Along the lines of education, many at the regional sessions focused on youth and how to get them excited about their faith and how to encourage them to be comfortable sharing their faith.
Cecilia Carlton of St. Paul Flowood said that youth at her parish were asking for more instruction on the Bible.
“They are afraid to evangelize because they don’t think they know the Bible like they should.”
Carlton suggested developing another program more Scripture specific, like Catechesis of the Good Shepherd and how to evangelize with Scripture.
The Hispanic community at St. Michael Forest, also echoed Carlton’s suggestion, asking for more faith education and classes on the scripture.
At the regional session at Immaculate Heart of Mary Greenwood, Irene Stark of St. Peter Grenada had an idea to pair youth with senior citizens to learn from each other. “We need something joyful and happy. Something our youth can look forward to doing – like more events and retreats,” said Stark.
Another theme common between English and Spanish speaking communities was the focus of unity and healing. Some present suggested having a more concentrated effort of our parishes holding joint events or sharing events with each other, as “we are one Catholic family,” said one participant.
Glara Martin of St. Francis Greenwood agreed that uniting parishes is a “great way of healing.”
“We need to be willing to learn from each other. We need to feel empowered to reach out to those that have left the church,” said Martin.
“We can’t give up! Even getting one back is enough.”
With the Spanish speaking regional sessions, many of the same concerns with unity were brought up, with regard to the diversity of cultures that exist within the diocese.
At St. Michael Forest, several present spoke about wanting to share traditions and faith within their intercultural community of “Hispanics, Vietnamese, African-Americans and Anglos.”
Deacon Carlos Solá, serving at St. James Tupelo, facilitated the four Spanish regional sessions. He said that people are looking for an experience of faith that will help them in life. “If faith doesn’t help us to live,” said Sola, “what is it for?”
“The church must be that space where brothers and sisters must find the way to live, with intensity and joy, in the style of Jesus: the Way, Truth and Life. In that direction is where our search must go.”
Now that regional synod sessions are complete, the Synod Advisory Council and Bishop Kopacz will compile a 10-page report on what was learned during the sessions. The deadline for filing the report is June 30.
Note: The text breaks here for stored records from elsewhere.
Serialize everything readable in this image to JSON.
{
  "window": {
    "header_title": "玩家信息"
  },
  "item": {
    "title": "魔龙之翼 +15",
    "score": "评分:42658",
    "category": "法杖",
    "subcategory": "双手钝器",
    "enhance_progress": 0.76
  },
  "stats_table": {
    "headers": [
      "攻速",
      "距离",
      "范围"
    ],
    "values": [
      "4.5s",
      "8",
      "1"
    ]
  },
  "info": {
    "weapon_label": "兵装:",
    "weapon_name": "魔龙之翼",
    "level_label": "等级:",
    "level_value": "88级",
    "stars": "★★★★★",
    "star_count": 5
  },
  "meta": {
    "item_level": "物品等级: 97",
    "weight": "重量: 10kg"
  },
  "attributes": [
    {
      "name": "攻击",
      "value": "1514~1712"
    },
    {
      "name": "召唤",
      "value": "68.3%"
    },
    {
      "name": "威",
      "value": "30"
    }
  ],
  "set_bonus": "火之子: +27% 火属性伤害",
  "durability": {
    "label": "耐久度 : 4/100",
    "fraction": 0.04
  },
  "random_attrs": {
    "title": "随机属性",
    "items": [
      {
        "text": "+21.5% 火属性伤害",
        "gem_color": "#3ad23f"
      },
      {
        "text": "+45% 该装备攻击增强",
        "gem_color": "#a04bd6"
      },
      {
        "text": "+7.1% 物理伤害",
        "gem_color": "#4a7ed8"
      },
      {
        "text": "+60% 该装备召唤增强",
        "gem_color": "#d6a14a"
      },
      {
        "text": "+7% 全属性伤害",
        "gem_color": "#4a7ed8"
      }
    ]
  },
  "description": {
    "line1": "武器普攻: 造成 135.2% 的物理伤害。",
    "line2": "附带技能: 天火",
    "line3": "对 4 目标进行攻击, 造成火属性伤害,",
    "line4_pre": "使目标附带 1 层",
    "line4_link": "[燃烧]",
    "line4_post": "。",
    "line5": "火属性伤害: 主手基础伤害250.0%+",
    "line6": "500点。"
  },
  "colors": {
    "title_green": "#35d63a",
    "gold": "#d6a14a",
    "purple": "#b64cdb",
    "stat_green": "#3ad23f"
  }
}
Catholic News Service (CNS) reports that in turn, the reports from all dioceses across the U.S. will be sent to regional gatherings – 16 total. Then, regional representatives will work on drafting individual synthesis reports and submitting them to the United States Conference of Catholic Bishops (USCCB).
The report then enters a “national synthesis phase” according to CNS, then being sent to the Vatican by the end of August for further refinement along with other synod reports from around the globe.
The beauty of the Diocese of Jackson’s process says Lavelle is that by coming together in these regional sessions, “we don’t have to wait for a document from Rome, we can begin to make a difference today.”